Like Lahontan cutthroat trout, BCT have adapted to survive in relatively warm water and marginal habitats, and migratory life forms historically grew to be quite large in lakes and large rivers. Some populations within the Bear River drainage in southern Idaho and northern Utah continue to exhibit the species’ impressive range of life history strategies and habitat requirements, migrating seasonally between turbid, lower elevation mainstem rivers and cold, clear, high elevation tributary streams. These adaptations, along with their unique ability to persist in the presence of non-native salmonids, make the conservation and restoration of this species a priority.

Key CSI Findings

  • Life history diversity and habitat and population connectivity are greatest in the upper Bear and Weber River drainages
  • BCT populations are vulnerable to future climate change
  • General conservation priorities are protection in higher elevation northern subwatersheds, restoration in lower elevation northern subwatersheds, and reintroduction in southern subwatersheds
Historic Range Relief Map

Bonneville Cutthroat Historic Range Relief Map
Bonneville Cutthroat Trout Underwater

According to the Range-Wide Status Assessment for BCT the subspecies occupies only about 35% of its historic range in the Bonneville Basin. However, 97% of occupied subwatersheds scored in the top two categories for CSI Range-Wide Conditions, suggesting that BCT populations are well distributed within the subwatersheds where they remain. Total CSI scores for BCT were moderate to high, with 90% of occupied subwatersheds scoring in the top three categories but only 13% scoring in the top category (80-100 out of 100). Scores and distribution maps reflect a pattern of range constriction towards higher elevations and northern latitudes that has been relatively common among cutthroat trout subspecies across the West. Most of the historically occupied subwatersheds in the southern range of BCT no longer support extant populations.

Population and Habitat Integrity scores are highest for subwatersheds in the upper Weber and Bear River drainages, largely due to the presence of connected habitats and life history diversity in those two systems. Life history diversity, in fact, appears to be the greatest limiting factor in the overall Population Integrity scores for the subspecies, with a median score of 1 out of 5 across occupied subwatersheds.

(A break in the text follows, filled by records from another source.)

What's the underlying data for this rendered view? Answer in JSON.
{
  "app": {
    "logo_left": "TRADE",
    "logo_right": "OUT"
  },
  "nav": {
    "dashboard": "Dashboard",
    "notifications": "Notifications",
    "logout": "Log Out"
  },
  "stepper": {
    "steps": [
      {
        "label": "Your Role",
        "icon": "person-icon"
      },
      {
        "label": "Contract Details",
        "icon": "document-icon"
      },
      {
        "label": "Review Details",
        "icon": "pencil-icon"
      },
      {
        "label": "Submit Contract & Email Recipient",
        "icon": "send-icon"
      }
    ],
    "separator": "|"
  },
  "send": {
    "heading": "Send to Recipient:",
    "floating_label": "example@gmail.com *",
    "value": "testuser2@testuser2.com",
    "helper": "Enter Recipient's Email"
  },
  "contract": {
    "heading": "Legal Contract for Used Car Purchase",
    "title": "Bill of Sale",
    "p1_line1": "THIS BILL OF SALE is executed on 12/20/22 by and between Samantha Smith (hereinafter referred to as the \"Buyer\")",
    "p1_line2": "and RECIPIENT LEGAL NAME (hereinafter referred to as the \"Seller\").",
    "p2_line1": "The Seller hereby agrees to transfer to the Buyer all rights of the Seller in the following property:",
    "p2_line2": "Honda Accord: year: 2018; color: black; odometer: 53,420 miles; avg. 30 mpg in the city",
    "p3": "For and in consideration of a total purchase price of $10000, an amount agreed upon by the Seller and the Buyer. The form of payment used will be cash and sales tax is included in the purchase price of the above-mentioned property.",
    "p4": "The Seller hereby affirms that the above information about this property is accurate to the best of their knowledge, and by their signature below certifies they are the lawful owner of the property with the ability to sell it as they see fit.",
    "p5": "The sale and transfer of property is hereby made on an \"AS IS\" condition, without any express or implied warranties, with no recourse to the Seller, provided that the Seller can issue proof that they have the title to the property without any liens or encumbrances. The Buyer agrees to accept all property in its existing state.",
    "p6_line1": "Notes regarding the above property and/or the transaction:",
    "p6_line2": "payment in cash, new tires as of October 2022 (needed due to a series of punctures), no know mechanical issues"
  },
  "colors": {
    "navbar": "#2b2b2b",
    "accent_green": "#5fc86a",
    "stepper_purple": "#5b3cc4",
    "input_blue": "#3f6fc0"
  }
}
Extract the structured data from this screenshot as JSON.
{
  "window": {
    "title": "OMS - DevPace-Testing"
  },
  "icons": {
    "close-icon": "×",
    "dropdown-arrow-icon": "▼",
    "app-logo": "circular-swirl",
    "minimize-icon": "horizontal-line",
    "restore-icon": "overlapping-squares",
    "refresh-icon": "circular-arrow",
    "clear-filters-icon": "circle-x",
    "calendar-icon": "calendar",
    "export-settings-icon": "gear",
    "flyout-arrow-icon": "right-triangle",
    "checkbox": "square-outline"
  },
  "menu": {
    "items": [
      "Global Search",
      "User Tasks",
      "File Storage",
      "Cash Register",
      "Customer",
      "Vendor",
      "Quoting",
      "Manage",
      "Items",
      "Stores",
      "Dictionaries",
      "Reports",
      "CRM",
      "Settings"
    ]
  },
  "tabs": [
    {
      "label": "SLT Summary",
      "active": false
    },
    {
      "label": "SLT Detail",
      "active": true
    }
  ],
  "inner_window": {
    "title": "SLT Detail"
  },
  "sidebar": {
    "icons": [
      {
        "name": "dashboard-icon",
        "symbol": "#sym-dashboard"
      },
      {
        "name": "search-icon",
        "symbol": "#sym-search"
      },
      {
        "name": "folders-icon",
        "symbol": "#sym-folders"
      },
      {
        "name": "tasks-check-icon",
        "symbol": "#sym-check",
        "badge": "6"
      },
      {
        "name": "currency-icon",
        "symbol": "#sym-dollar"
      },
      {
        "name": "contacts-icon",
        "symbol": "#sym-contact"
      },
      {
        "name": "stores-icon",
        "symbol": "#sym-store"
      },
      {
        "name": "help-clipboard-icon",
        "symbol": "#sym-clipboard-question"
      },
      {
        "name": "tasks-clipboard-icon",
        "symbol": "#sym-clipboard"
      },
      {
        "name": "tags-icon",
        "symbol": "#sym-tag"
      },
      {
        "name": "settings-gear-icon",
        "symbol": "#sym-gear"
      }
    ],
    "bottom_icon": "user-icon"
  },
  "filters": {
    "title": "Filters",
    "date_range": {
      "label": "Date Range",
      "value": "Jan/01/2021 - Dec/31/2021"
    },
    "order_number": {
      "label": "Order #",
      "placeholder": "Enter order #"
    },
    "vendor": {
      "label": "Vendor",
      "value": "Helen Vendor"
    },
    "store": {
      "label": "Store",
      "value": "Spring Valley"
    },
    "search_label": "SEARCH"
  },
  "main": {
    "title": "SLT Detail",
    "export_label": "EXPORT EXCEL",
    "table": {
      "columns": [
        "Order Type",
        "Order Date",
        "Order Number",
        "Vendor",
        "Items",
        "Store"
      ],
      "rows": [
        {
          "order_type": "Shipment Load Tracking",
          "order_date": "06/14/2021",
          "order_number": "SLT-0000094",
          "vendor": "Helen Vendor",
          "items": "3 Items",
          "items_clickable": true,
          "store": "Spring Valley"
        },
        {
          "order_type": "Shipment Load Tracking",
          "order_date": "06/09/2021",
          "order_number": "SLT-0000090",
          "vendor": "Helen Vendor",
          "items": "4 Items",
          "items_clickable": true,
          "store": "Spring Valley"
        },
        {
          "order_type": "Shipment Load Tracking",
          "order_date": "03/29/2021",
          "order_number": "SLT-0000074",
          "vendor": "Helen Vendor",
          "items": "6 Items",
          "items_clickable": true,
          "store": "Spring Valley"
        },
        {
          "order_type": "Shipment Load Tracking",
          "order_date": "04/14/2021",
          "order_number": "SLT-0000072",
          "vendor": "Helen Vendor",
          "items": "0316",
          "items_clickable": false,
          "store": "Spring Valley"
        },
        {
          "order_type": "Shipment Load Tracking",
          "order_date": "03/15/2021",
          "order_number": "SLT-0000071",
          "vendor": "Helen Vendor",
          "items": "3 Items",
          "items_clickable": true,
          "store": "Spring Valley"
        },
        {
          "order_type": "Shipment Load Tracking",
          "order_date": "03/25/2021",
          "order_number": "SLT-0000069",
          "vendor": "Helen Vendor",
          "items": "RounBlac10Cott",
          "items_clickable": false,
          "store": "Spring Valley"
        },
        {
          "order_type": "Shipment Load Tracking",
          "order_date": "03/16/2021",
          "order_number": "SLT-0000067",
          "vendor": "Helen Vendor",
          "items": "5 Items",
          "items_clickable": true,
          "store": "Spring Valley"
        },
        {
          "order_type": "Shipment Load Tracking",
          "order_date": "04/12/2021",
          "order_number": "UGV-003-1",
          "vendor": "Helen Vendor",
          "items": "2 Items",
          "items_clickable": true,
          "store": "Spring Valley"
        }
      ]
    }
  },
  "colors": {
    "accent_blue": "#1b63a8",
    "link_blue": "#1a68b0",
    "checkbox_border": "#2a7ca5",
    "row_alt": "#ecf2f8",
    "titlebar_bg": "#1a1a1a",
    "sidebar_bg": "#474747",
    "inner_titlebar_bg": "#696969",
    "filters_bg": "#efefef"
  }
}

The greatest limiting factor for BCT habitat is land stewardship. The median score for land stewardship in occupied subwatersheds is 1, reflecting the fact that most BCT populations are located on unprotected public and private lands.

Future Security scores across subwatersheds suggest that the greatest future threat to BCT might be climate change, as the subspecies is somewhat isolated in a desert basin and will have limited access to higher elevation refugia if lower elevation habitats warm up or dry out. As such, conservation actions should focus on protecting connected habitats and life history diversity in the northern range, and restoring connectivity and reintroducing BCT populations in lower elevation habitats and throughout the southern range.

Prepared by Warren T. Colyer, TU, 11/29/06

Conservation Strategies Map

(click to enlarge)
Conservation Strategies Map